First let’s start by clarifying our terms. The definition of Combined Operations (COMOPS) is when at least two installations with distinct and approved safety cases enter a joint operation. Before that operation can begin a COMOPS Notification or CON must be submitted to the Offshore Safety Directives Regulator (OSDR) at least 21 days in advance. The CON doesn’t need to be accepted by the OSDR (hope you’re keeping up!), but they can – and they often do – raise concerns.
Figuring out whether any individual operation even qualifies as a COMOPS is not always as straightforward as you might think.
So, when is a COMOP not a COMOPS? Look at the following situations and decide if they qualify as COMOPS. You can find the answers at the end of this post.
- Normally unmanned installation and a heavy lift vessel?
- Normally unmanned installation and an accommodation vessel?
- Manned installation and a jackup drill rig?
- Manned installation and a DSV conducting diving operations?
Having prepared many CONs there are some key learnings I’ve discovered (mostly the hard way) that I’d like to share:

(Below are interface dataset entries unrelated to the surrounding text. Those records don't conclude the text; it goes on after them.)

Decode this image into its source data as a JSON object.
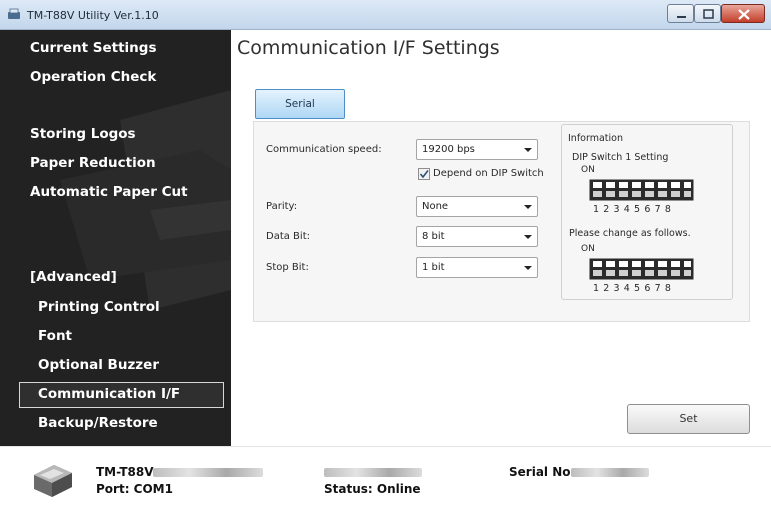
{
  "window": {
    "title": "TM-T88V Utility Ver.1.10"
  },
  "sidebar": {
    "items": [
      {
        "label": "Current Settings"
      },
      {
        "label": "Operation Check"
      },
      {
        "label": "Storing Logos"
      },
      {
        "label": "Paper Reduction"
      },
      {
        "label": "Automatic Paper Cut"
      },
      {
        "label": "[Advanced]"
      },
      {
        "label": "Printing Control"
      },
      {
        "label": "Font"
      },
      {
        "label": "Optional Buzzer"
      },
      {
        "label": "Communication I/F",
        "selected": true
      },
      {
        "label": "Backup/Restore"
      }
    ]
  },
  "main": {
    "title": "Communication I/F Settings",
    "tab": "Serial",
    "fields": {
      "speed": {
        "label": "Communication speed:",
        "value": "19200 bps"
      },
      "depend_dip": {
        "label": "Depend on DIP Switch",
        "checked": true
      },
      "parity": {
        "label": "Parity:",
        "value": "None"
      },
      "databit": {
        "label": "Data Bit:",
        "value": "8 bit"
      },
      "stopbit": {
        "label": "Stop Bit:",
        "value": "1 bit"
      }
    },
    "info": {
      "heading": "Information",
      "dip_setting": "DIP Switch 1 Setting",
      "on1": "ON",
      "numbers1": "1 2 3 4 5 6 7 8",
      "change_text": "Please change as follows.",
      "on2": "ON",
      "numbers2": "1 2 3 4 5 6 7 8"
    },
    "set_button": "Set"
  },
  "footer": {
    "model": "TM-T88V",
    "port": "Port: COM1",
    "status": "Status: Online",
    "serial_label": "Serial No:"
  },
  "colors": {
    "sidebar_bg": "#222222",
    "tab_accent": "#aed7f5",
    "close_red": "#c43e2a"
  },
  "icons": [
    "app-icon",
    "minimize-icon",
    "maximize-icon",
    "close-icon",
    "dropdown-arrow-icon",
    "checkmark-icon",
    "printer-icon"
  ]
}
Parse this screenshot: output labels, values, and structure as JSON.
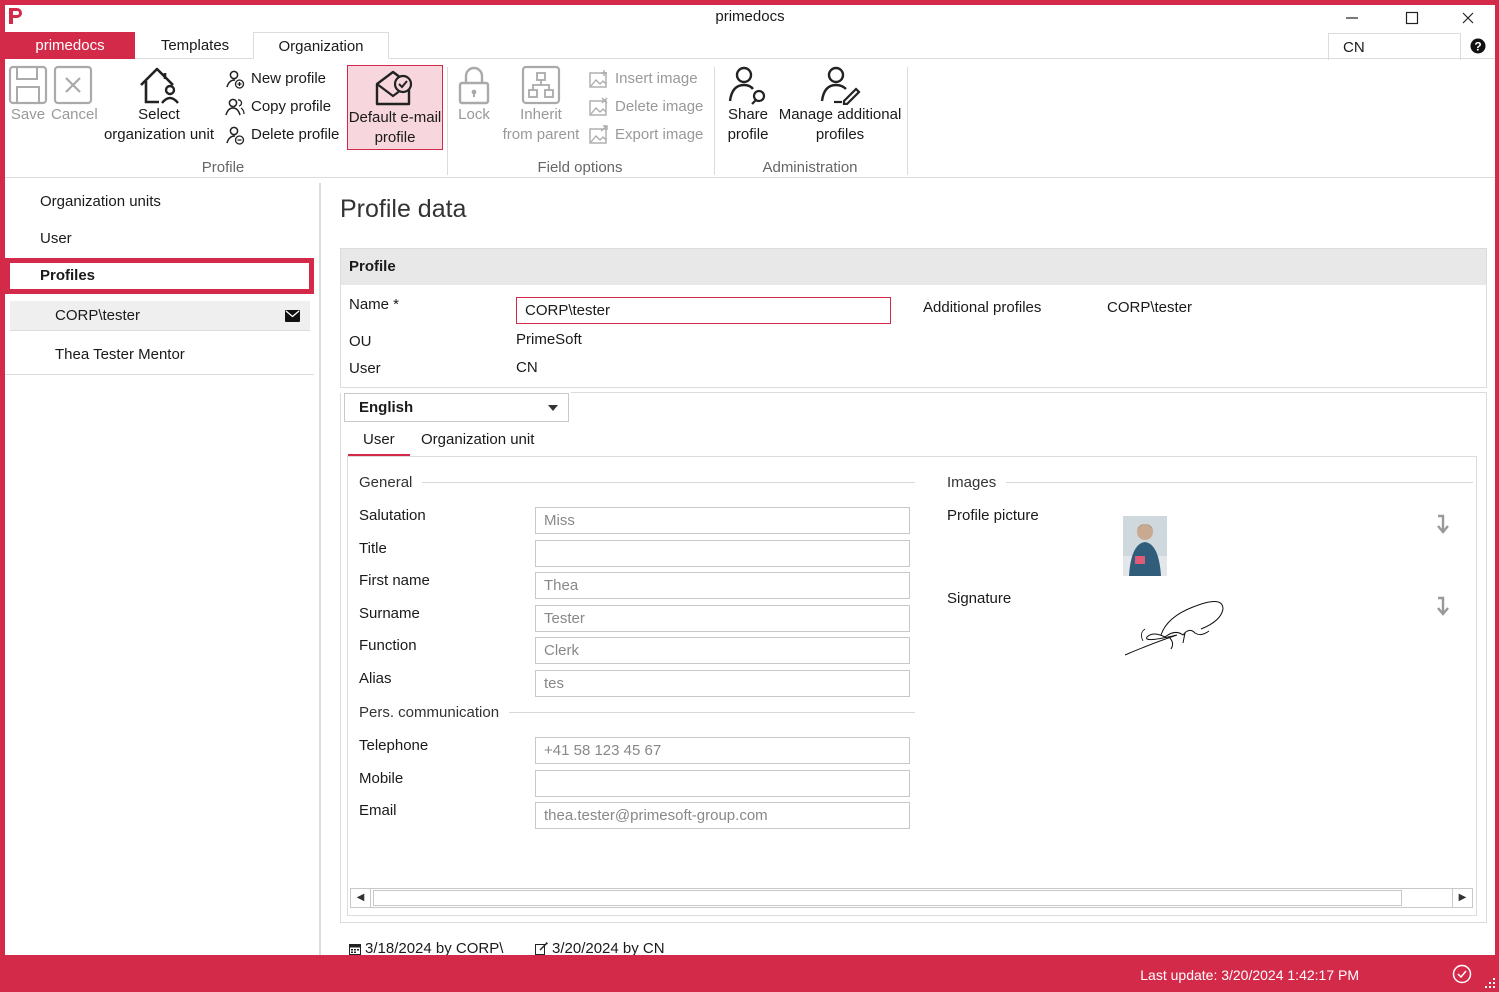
{
  "window": {
    "title": "primedocs"
  },
  "ribbon_tabs": [
    "primedocs",
    "Templates",
    "Organization"
  ],
  "user_box": "CN",
  "ribbon": {
    "save": "Save",
    "cancel": "Cancel",
    "select_ou_1": "Select",
    "select_ou_2": "organization unit",
    "new_profile": "New profile",
    "copy_profile": "Copy profile",
    "delete_profile": "Delete profile",
    "default_email_1": "Default e-mail",
    "default_email_2": "profile",
    "group_profile": "Profile",
    "lock": "Lock",
    "inherit_1": "Inherit",
    "inherit_2": "from parent",
    "insert_image": "Insert image",
    "delete_image": "Delete image",
    "export_image": "Export image",
    "group_field_options": "Field options",
    "share_1": "Share",
    "share_2": "profile",
    "manage_1": "Manage additional",
    "manage_2": "profiles",
    "group_administration": "Administration"
  },
  "sidebar": {
    "items": [
      "Organization units",
      "User",
      "Profiles"
    ],
    "profiles": [
      "CORP\\tester",
      "Thea Tester Mentor"
    ]
  },
  "content": {
    "title": "Profile data",
    "panel_head": "Profile",
    "name_label": "Name *",
    "name_value": "CORP\\tester",
    "ou_label": "OU",
    "ou_value": "PrimeSoft",
    "user_label": "User",
    "user_value": "CN",
    "additional_label": "Additional profiles",
    "additional_value": "CORP\\tester",
    "language": "English",
    "subtabs": [
      "User",
      "Organization unit"
    ]
  },
  "general": {
    "title": "General",
    "fields": [
      {
        "label": "Salutation",
        "value": "Miss"
      },
      {
        "label": "Title",
        "value": ""
      },
      {
        "label": "First name",
        "value": "Thea"
      },
      {
        "label": "Surname",
        "value": "Tester"
      },
      {
        "label": "Function",
        "value": "Clerk"
      },
      {
        "label": "Alias",
        "value": "tes"
      }
    ]
  },
  "communication": {
    "title": "Pers. communication",
    "fields": [
      {
        "label": "Telephone",
        "value": "+41 58 123 45 67"
      },
      {
        "label": "Mobile",
        "value": ""
      },
      {
        "label": "Email",
        "value": "thea.tester@primesoft-group.com"
      }
    ]
  },
  "images": {
    "title": "Images",
    "profile_picture": "Profile picture",
    "signature": "Signature"
  },
  "footer": {
    "created": "3/18/2024 by CORP\\",
    "modified": "3/20/2024 by CN"
  },
  "status": {
    "last_update": "Last update: 3/20/2024 1:42:17 PM"
  },
  "colors": {
    "brand": "#d42a4a",
    "highlight": "#f8d6dd"
  }
}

- Collaboration. The regulations require a joint effort between all duty holders. This includes the preparation of the CON itself but they also expect evidence of attendance at and contribution to key risk assessments and table top reviews. It’s often appropriate for one duty holder to take the lead on such matters – but all parties need to demonstrate involvement. To set yourself up for success, construct up a RACI table for the primary activities and identify the right personnel and timings for review of key documentation.
- Actions. If you intend to submit a CON whilst you have safety actions still outstanding, be very clear about when these will be closed and how they will be verified. The regulator can, and does, request safety action responses if they aren’t satisfied.
- HSE Website. Regulation guidance, a CON framework, inspection templates and assessment principles can all be downloaded from the HSE’s website. These resources are invaluable and worth using as they outline the criteria upon which you will be assessed.
- New SECEs. Some of the new equipment on the combined installation that is considered safety critical may be considered as Safety and Environmentally Critical Elements (SECE). These require clear performance standards and for a verification scheme to be developed. The duration of the campaign may be short enough that only initial suitability is required. Specific COMOPS SECEs may include the gangway and its connection, personnel on board (POB) tracking and links between emergency shutdown (ESD) systems.
- Personnel on Board (POB). The CON should clearly outline the intended POB during normal operations as well as the maximum allowable POB. The POB on each of the installations involved must be clearly defined. This is particularly important where there is a single gangway that connects installations and the basis of this POB limit, for example a PFEER Reg 5 assessment, should be made clear. Be aware these numbers may change throughout the operation as the risk profile changes. The gangway may be a common point of failure across both means of evacuation so make it clear how you intend to protect it.
If you’ve got an experience you’d like to share on CONs – or have more to add to this list of factors to be aware of -I’d like to hear from you. Please add your comment below. You can find more information in Regulation 3 of MAR as well as Reg 22 of SCR2015.
Oh, and the answers to the quiz are here: 1 – No; 2 – Yes; 3 – Yes; 4 – No.
Please visit www.salus-technical.com to find out how we can help you to better understand your risks from dropped objects during COMOPS.